Young time: ‘I dread spending another night counting cracks in the walls,’ said the Morning Show actress. ‘I think it started somewhere in my 30s or even earlier, but you just don’t start to notice the effects of a lack of sleep when we’re younger because we’re so invincible.’ Seen in 2000 when she was 31

Toned: In the 2011 film Just Go With it. She added: 'It became something that I really was struggling with. It used to be the last thing on the list, but you can't really abide by the three pillars of health — which are diet, exercise and sleep — if you can't really exercise and you can't really eat right if you haven't slept well because your body clock is so completely thrown off'

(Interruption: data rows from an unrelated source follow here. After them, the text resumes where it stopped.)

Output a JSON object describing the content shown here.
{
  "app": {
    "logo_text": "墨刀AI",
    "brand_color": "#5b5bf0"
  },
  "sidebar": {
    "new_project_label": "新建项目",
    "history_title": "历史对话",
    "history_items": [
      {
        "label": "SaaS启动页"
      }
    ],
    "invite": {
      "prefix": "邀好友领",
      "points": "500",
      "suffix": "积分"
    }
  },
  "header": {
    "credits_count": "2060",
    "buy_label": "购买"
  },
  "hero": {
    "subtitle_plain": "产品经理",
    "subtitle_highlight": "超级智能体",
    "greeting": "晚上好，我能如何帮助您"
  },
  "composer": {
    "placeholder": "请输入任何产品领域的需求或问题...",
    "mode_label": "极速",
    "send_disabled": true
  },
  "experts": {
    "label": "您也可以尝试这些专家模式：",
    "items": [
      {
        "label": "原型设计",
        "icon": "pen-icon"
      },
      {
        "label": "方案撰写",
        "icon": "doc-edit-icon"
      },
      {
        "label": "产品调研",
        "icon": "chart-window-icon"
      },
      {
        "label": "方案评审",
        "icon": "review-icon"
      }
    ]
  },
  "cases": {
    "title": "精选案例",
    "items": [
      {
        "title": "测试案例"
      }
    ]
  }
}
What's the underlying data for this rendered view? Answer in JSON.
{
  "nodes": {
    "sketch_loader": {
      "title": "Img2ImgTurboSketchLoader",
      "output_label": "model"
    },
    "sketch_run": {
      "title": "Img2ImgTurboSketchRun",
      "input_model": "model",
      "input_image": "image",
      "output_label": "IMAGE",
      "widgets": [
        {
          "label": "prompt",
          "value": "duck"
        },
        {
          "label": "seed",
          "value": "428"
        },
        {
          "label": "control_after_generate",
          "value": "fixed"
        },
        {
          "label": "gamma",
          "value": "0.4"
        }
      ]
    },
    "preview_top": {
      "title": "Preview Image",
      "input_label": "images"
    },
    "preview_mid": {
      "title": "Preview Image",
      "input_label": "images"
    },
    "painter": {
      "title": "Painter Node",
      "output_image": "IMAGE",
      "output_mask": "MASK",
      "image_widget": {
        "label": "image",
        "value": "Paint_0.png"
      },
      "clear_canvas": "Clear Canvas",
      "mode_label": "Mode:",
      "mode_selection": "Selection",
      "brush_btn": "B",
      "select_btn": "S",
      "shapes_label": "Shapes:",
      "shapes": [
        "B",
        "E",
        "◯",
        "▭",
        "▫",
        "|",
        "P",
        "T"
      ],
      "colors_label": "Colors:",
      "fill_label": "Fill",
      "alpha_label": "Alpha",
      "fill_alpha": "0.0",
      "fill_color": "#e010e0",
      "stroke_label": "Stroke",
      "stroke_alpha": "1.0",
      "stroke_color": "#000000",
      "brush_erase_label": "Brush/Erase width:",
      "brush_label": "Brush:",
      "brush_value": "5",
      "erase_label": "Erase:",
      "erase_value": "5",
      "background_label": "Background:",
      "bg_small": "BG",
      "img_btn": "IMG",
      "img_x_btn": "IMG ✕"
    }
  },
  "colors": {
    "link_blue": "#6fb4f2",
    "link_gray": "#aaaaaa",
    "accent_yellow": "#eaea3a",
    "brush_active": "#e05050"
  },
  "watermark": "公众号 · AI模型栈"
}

Toned: In the 2011 film Just Go With it. She added: ‘It became something that I really was struggling with. It used to be the last thing on the list, but you can’t really abide by the three pillars of health — which are diet, exercise and sleep — if you can’t really exercise and you can’t really eat right if you haven’t slept well because your body clock is so completely thrown off’

‘I have been known to [sleepwalk]. I’ve been woken up by house alarms going off that I’ve set off. 

WHAT IS INSOMNIA? 

According to webmd,’ Insomnia is a sleep disorder in which you have trouble falling and/or staying asleep. 

‘The condition can be short-term (acute) or can last a long time (chronic). It may also come and go. 

‘Acute insomnia lasts from 1 night to a few weeks. Insomnia is chronic when it happens at least 3 nights a week for 3 months or more.’

There are two types of insomnia: primary and secondary.

Primary insomnia: This means your sleep problems aren’t linked to any other health condition or problem.

Secondary insomnia: This means you have trouble sleeping because of a health condition (like asthma, depression, arthritis, cancer, or heartburn); pain; medication; or substance use (like alcohol).

‘And I don’t think I do that anymore — that was when I was super sleep deprived. The body is saying, “Now don’t go out and set the alarm off again, okay?”‘

Jennifer – who is thought to have sought medical help for her sleeping problems – explained that it became hard to keep herself healthy because a lack of sleep prevented her from being able to exercise.

She added: ‘It became something that I really was struggling with.

‘It used to be the last thing on the list, but you can’t really abide by the three pillars of health — which are diet, exercise and sleep — if you can’t really exercise and you can’t really eat right if you haven’t slept well because your body clock is so completely thrown off.’

According to webmd,’ Insomnia is a sleep disorder in which you have trouble falling and/or staying asleep. 

‘The condition can be short-term (acute) or can last a long time (chronic). It may also come and go. 

‘Acute insomnia lasts from 1 night to a few weeks. Insomnia is chronic when it happens at least 3 nights a week for 3 months or more.

‘There are two types of insomnia: primary and secondary.

‘Primary insomnia: This means your sleep problems aren’t linked to any other health condition or problem.

‘Secondary insomnia: This means you have trouble sleeping because of a health condition (like asthma, depression, arthritis, cancer, or heartburn); pain; medication; or substance use (like alcohol). 

Aniston has been in Paris shooting Murder Mystery 2 with pal Adam Sandler.

The siren has said that they wrapped recently for the Netflix sequel. 

Worries a lot: The former Friends star went on to explain that the more she 'worries' about falling asleep, the harder it is to do so and revealed that in the past she would even sleepwalk. Seen in 2017

Worries a lot: The former Friends star went on to explain that the more she ‘worries’ about falling asleep, the harder it is to do so and revealed that in the past she would even sleepwalk. Seen in 2017

Advertisement

About The Author